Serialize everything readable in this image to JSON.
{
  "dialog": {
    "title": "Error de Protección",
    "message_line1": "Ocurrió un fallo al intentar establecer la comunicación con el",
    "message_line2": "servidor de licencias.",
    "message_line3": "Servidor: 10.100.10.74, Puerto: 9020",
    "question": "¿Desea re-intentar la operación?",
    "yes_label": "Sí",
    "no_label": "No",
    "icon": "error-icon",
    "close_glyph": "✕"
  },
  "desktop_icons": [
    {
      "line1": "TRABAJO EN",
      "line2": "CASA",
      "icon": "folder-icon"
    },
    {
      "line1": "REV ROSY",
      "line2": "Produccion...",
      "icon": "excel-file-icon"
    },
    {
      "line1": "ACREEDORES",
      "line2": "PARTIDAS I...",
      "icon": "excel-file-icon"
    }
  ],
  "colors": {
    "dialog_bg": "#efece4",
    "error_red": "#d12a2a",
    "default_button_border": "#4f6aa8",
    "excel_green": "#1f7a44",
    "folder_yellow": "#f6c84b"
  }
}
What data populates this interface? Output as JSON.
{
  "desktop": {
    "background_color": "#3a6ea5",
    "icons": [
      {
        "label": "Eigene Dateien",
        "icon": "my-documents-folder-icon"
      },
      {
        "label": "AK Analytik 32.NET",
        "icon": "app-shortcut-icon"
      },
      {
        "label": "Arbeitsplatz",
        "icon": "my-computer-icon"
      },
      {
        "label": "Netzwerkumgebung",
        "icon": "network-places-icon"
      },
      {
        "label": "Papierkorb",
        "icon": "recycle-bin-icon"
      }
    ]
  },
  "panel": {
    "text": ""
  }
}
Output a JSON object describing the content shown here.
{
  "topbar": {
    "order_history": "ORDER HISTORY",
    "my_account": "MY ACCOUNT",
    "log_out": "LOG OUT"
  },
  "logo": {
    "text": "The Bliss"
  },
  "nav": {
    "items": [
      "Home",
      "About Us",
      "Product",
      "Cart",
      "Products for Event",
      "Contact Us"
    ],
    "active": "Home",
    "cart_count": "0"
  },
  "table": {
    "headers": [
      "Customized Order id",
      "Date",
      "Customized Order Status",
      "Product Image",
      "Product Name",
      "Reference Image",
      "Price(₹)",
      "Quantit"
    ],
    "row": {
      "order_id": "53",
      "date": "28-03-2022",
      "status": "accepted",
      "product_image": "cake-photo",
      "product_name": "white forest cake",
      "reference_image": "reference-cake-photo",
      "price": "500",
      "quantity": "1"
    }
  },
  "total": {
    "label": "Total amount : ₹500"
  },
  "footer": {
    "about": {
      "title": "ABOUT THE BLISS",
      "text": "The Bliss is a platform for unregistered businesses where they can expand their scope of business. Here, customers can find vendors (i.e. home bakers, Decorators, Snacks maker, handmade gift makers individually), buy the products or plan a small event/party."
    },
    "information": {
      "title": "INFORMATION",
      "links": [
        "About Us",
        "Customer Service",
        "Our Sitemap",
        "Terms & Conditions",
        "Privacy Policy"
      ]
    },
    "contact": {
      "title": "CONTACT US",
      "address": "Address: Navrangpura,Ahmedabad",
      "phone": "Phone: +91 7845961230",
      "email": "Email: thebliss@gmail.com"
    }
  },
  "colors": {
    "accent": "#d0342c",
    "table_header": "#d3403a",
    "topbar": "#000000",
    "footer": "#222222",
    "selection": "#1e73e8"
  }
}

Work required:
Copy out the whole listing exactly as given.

Answer box:
Serialize everything readable in this image to JSON.
{
  "dialog": {
    "title": "Error de Protección",
    "message_line1": "Ocurrió un fallo al intentar establecer la comunicación con el",
    "message_line2": "servidor de licencias.",
    "message_line3": "Servidor: 10.100.10.74, Puerto: 9020",
    "question": "¿Desea re-intentar la operación?",
    "yes_label": "Sí",
    "no_label": "No",
    "icon": "error-icon",
    "close_glyph": "✕"
  },
  "desktop_icons": [
    {
      "line1": "TRABAJO EN",
      "line2": "CASA",
      "icon": "folder-icon"
    },
    {
      "line1": "REV ROSY",
      "line2": "Produccion...",
      "icon": "excel-file-icon"
    },
    {
      "line1": "ACREEDORES",
      "line2": "PARTIDAS I...",
      "icon": "excel-file-icon"
    }
  ],
  "colors": {
    "dialog_bg": "#efece4",
    "error_red": "#d12a2a",
    "default_button_border": "#4f6aa8",
    "excel_green": "#1f7a44",
    "folder_yellow": "#f6c84b"
  }
}
What data populates this interface? Output as JSON.
{
  "desktop": {
    "background_color": "#3a6ea5",
    "icons": [
      {
        "label": "Eigene Dateien",
        "icon": "my-documents-folder-icon"
      },
      {
        "label": "AK Analytik 32.NET",
        "icon": "app-shortcut-icon"
      },
      {
        "label": "Arbeitsplatz",
        "icon": "my-computer-icon"
      },
      {
        "label": "Netzwerkumgebung",
        "icon": "network-places-icon"
      },
      {
        "label": "Papierkorb",
        "icon": "recycle-bin-icon"
      }
    ]
  },
  "panel": {
    "text": ""
  }
}
Output a JSON object describing the content shown here.
{
  "topbar": {
    "order_history": "ORDER HISTORY",
    "my_account": "MY ACCOUNT",
    "log_out": "LOG OUT"
  },
  "logo": {
    "text": "The Bliss"
  },
  "nav": {
    "items": [
      "Home",
      "About Us",
      "Product",
      "Cart",
      "Products for Event",
      "Contact Us"
    ],
    "active": "Home",
    "cart_count": "0"
  },
  "table": {
    "headers": [
      "Customized Order id",
      "Date",
      "Customized Order Status",
      "Product Image",
      "Product Name",
      "Reference Image",
      "Price(₹)",
      "Quantit"
    ],
    "row": {
      "order_id": "53",
      "date": "28-03-2022",
      "status": "accepted",
      "product_image": "cake-photo",
      "product_name": "white forest cake",
      "reference_image": "reference-cake-photo",
      "price": "500",
      "quantity": "1"
    }
  },
  "total": {
    "label": "Total amount : ₹500"
  },
  "footer": {
    "about": {
      "title": "ABOUT THE BLISS",
      "text": "The Bliss is a platform for unregistered businesses where they can expand their scope of business. Here, customers can find vendors (i.e. home bakers, Decorators, Snacks maker, handmade gift makers individually), buy the products or plan a small event/party."
    },
    "information": {
      "title": "INFORMATION",
      "links": [
        "About Us",
        "Customer Service",
        "Our Sitemap",
        "Terms & Conditions",
        "Privacy Policy"
      ]
    },
    "contact": {
      "title": "CONTACT US",
      "address": "Address: Navrangpura,Ahmedabad",
      "phone": "Phone: +91 7845961230",
      "email": "Email: thebliss@gmail.com"
    }
  },
  "colors": {
    "accent": "#d0342c",
    "table_header": "#d3403a",
    "topbar": "#000000",
    "footer": "#222222",
    "selection": "#1e73e8"
  }
}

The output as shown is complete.